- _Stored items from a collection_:

★ ★ ★

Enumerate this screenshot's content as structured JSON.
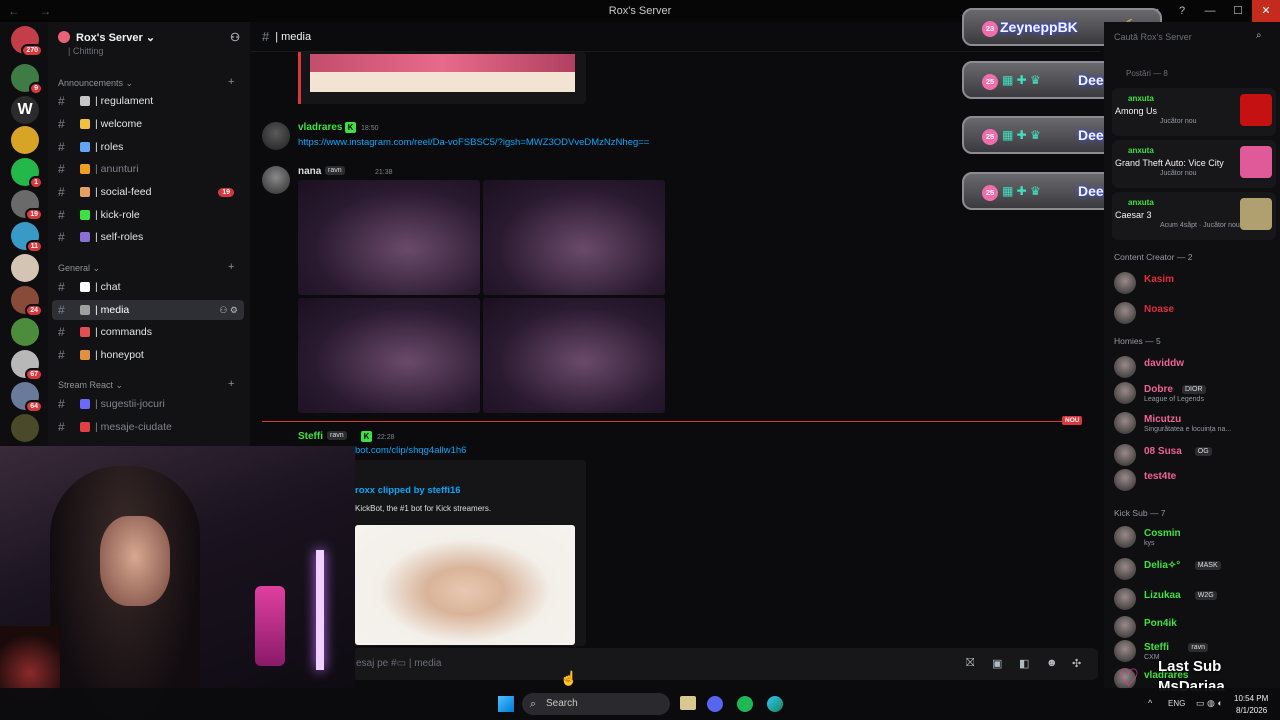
{
  "window": {
    "title": "Rox's Server",
    "nav_arrows": "← →",
    "controls": [
      "▭",
      "?",
      "—",
      "☐",
      "✕"
    ]
  },
  "servers": [
    {
      "badge": "270",
      "color": "#c33d4b"
    },
    {
      "badge": "9",
      "color": "#3f7b45"
    },
    {
      "badge": "",
      "color": "#2b2b2b",
      "glyph": "W"
    },
    {
      "badge": "",
      "color": "#d7a425"
    },
    {
      "badge": "1",
      "color": "#24b84a"
    },
    {
      "badge": "19",
      "color": "#6a6a6a"
    },
    {
      "badge": "11",
      "color": "#3a9ac7"
    },
    {
      "badge": "",
      "color": "#d4c4b4"
    },
    {
      "badge": "24",
      "color": "#8a4a3a"
    },
    {
      "badge": "",
      "color": "#4c8c3c"
    },
    {
      "badge": "67",
      "color": "#b8b8b8"
    },
    {
      "badge": "64",
      "color": "#6a7a9a"
    },
    {
      "badge": "",
      "color": "#4a4a2a"
    }
  ],
  "sidebar": {
    "server_name": "Rox's Server ⌄",
    "top_clipped": "| Chitting",
    "categories": [
      {
        "label": "Announcements ⌄"
      },
      {
        "label": "General ⌄"
      },
      {
        "label": "Stream React ⌄"
      }
    ],
    "channels": [
      {
        "name": "| regulament",
        "emo": "#c6c6c6"
      },
      {
        "name": "| welcome",
        "emo": "#f0c040"
      },
      {
        "name": "| roles",
        "emo": "#63a4f7"
      },
      {
        "name": "| anunturi",
        "emo": "#f0a020",
        "muted": true
      },
      {
        "name": "| social-feed",
        "emo": "#e8a060",
        "count": "19"
      },
      {
        "name": "| kick-role",
        "emo": "#3ee240"
      },
      {
        "name": "| self-roles",
        "emo": "#8b6fd6"
      },
      {
        "name": "| chat",
        "emo": "#ffffff"
      },
      {
        "name": "| media",
        "emo": "#a0a0a0",
        "active": true
      },
      {
        "name": "| commands",
        "emo": "#e05050"
      },
      {
        "name": "| honeypot",
        "emo": "#e09040"
      },
      {
        "name": "| sugestii-jocuri",
        "emo": "#6a6aff",
        "muted": true
      },
      {
        "name": "| mesaje-ciudate",
        "emo": "#e04040",
        "muted": true
      }
    ]
  },
  "chat": {
    "channel": "| media",
    "messages": [
      {
        "author": "vladrares",
        "time": "18:50",
        "color": "#3ee240",
        "text": "https://www.instagram.com/reel/Da-voFSBSC5/?igsh=MWZ3ODVveDMzNzNheg=="
      },
      {
        "author": "nana",
        "role": "ravn",
        "time": "21:38",
        "color": "#dbdee1"
      },
      {
        "author": "Steffi",
        "role": "ravn",
        "time": "22:28",
        "color": "#3ee240",
        "text": "bot.com/clip/shqg4allw1h6",
        "embed_title": "roxx clipped by steffi16",
        "embed_desc": "KickBot, the #1 bot for Kick streamers."
      }
    ],
    "new_label": "NOU",
    "composer_placeholder": "esaj pe #▭ | media"
  },
  "overlay_users": [
    {
      "level": "23",
      "name": "ZeyneppBK"
    },
    {
      "level": "25",
      "name": "DeeaW"
    },
    {
      "level": "25",
      "name": "DeeaW"
    },
    {
      "level": "25",
      "name": "DeeaW"
    }
  ],
  "members": {
    "search_placeholder": "Caută Rox's Server",
    "header": "Postări — 8",
    "games": [
      {
        "user": "anxuta",
        "game": "Among Us",
        "sub": "Jucător nou",
        "color": "#c51111"
      },
      {
        "user": "anxuta",
        "game": "Grand Theft Auto: Vice City",
        "sub": "Jucător nou",
        "color": "#e05a9a"
      },
      {
        "user": "anxuta",
        "game": "Caesar 3",
        "sub": "Acum 4săpt · Jucător nou",
        "color": "#b0a070"
      }
    ],
    "groups": [
      {
        "title": "Content Creator — 2",
        "members": [
          {
            "name": "Kasim",
            "color": "#e0303a"
          },
          {
            "name": "Noase",
            "color": "#e0303a"
          }
        ]
      },
      {
        "title": "Homies — 5",
        "members": [
          {
            "name": "daviddw",
            "color": "#f06292"
          },
          {
            "name": "Dobre",
            "color": "#f06292",
            "tag": "DIOR",
            "sub": "League of Legends"
          },
          {
            "name": "Micutzu",
            "color": "#f06292",
            "sub": "Singurătatea e locuința na..."
          },
          {
            "name": "08 Susa",
            "color": "#f06292",
            "tag": "OG"
          },
          {
            "name": "test4te",
            "color": "#f06292"
          }
        ]
      },
      {
        "title": "Kick Sub — 7",
        "members": [
          {
            "name": "Cosmin",
            "color": "#3ee240",
            "sub": "kys"
          },
          {
            "name": "Delia✧°",
            "color": "#3ee240",
            "tag": "MASK"
          },
          {
            "name": "Lizukaa",
            "color": "#3ee240",
            "tag": "W2G"
          },
          {
            "name": "Pon4ik",
            "color": "#3ee240"
          },
          {
            "name": "Steffi",
            "color": "#3ee240",
            "tag": "ravn",
            "sub": "CXM"
          },
          {
            "name": "vladrares",
            "color": "#3ee240"
          }
        ]
      }
    ]
  },
  "last_sub": {
    "label": "Last Sub",
    "name": "MsDariaa"
  },
  "taskbar": {
    "search": "Search",
    "lang": "ENG",
    "time": "10:54 PM",
    "date": "8/1/2026"
  }
}
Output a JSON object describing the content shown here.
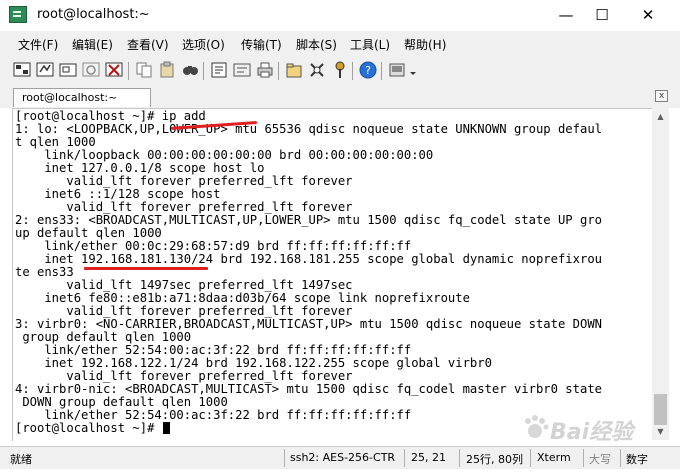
{
  "window": {
    "title": "root@localhost:~",
    "controls": {
      "minimize": "—",
      "maximize": "☐",
      "close": "✕"
    }
  },
  "menu": [
    "文件(F)",
    "编辑(E)",
    "查看(V)",
    "选项(O)",
    "传输(T)",
    "脚本(S)",
    "工具(L)",
    "帮助(H)"
  ],
  "tab": {
    "label": "root@localhost:~",
    "close": "x"
  },
  "terminal": {
    "lines": [
      "[root@localhost ~]# ip add",
      "1: lo: <LOOPBACK,UP,LOWER_UP> mtu 65536 qdisc noqueue state UNKNOWN group defaul",
      "t qlen 1000",
      "    link/loopback 00:00:00:00:00:00 brd 00:00:00:00:00:00",
      "    inet 127.0.0.1/8 scope host lo",
      "       valid_lft forever preferred_lft forever",
      "    inet6 ::1/128 scope host",
      "       valid_lft forever preferred_lft forever",
      "2: ens33: <BROADCAST,MULTICAST,UP,LOWER_UP> mtu 1500 qdisc fq_codel state UP gro",
      "up default qlen 1000",
      "    link/ether 00:0c:29:68:57:d9 brd ff:ff:ff:ff:ff:ff",
      "    inet 192.168.181.130/24 brd 192.168.181.255 scope global dynamic noprefixrou",
      "te ens33",
      "       valid_lft 1497sec preferred_lft 1497sec",
      "    inet6 fe80::e81b:a71:8daa:d03b/64 scope link noprefixroute",
      "       valid_lft forever preferred_lft forever",
      "3: virbr0: <NO-CARRIER,BROADCAST,MULTICAST,UP> mtu 1500 qdisc noqueue state DOWN",
      " group default qlen 1000",
      "    link/ether 52:54:00:ac:3f:22 brd ff:ff:ff:ff:ff:ff",
      "    inet 192.168.122.1/24 brd 192.168.122.255 scope global virbr0",
      "       valid_lft forever preferred_lft forever",
      "4: virbr0-nic: <BROADCAST,MULTICAST> mtu 1500 qdisc fq_codel master virbr0 state",
      " DOWN group default qlen 1000",
      "    link/ether 52:54:00:ac:3f:22 brd ff:ff:ff:ff:ff:ff"
    ],
    "prompt": "[root@localhost ~]# "
  },
  "statusbar": {
    "ready": "就绪",
    "session": "ssh2: AES-256-CTR",
    "cursor_pos": "25,  21",
    "rows_cols": "25行, 80列",
    "terminal_type": "Xterm",
    "caps": "大写",
    "num": "数字"
  },
  "watermark": "Bai经验",
  "colors": {
    "annotation": "#e02020",
    "chrome": "#f0f0f0"
  }
}
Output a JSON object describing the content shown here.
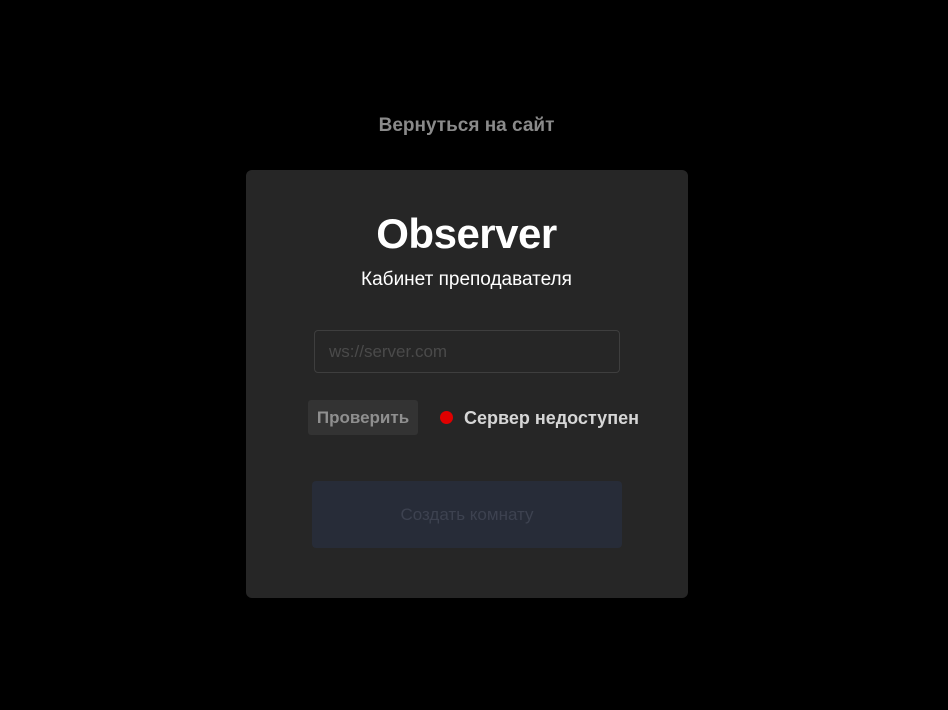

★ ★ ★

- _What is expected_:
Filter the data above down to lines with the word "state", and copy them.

- _Problem solution_:
      "1: lo: <LOOPBACK,UP,LOWER_UP> mtu 65536 qdisc noqueue state UNKNOWN group defaul",
      "2: ens33: <BROADCAST,MULTICAST,UP,LOWER_UP> mtu 1500 qdisc fq_codel state UP gro",
      "3: virbr0: <NO-CARRIER,BROADCAST,MULTICAST,UP> mtu 1500 qdisc noqueue state DOWN",
      "4: virbr0-nic: <BROADCAST,MULTICAST> mtu 1500 qdisc fq_codel master virbr0 state",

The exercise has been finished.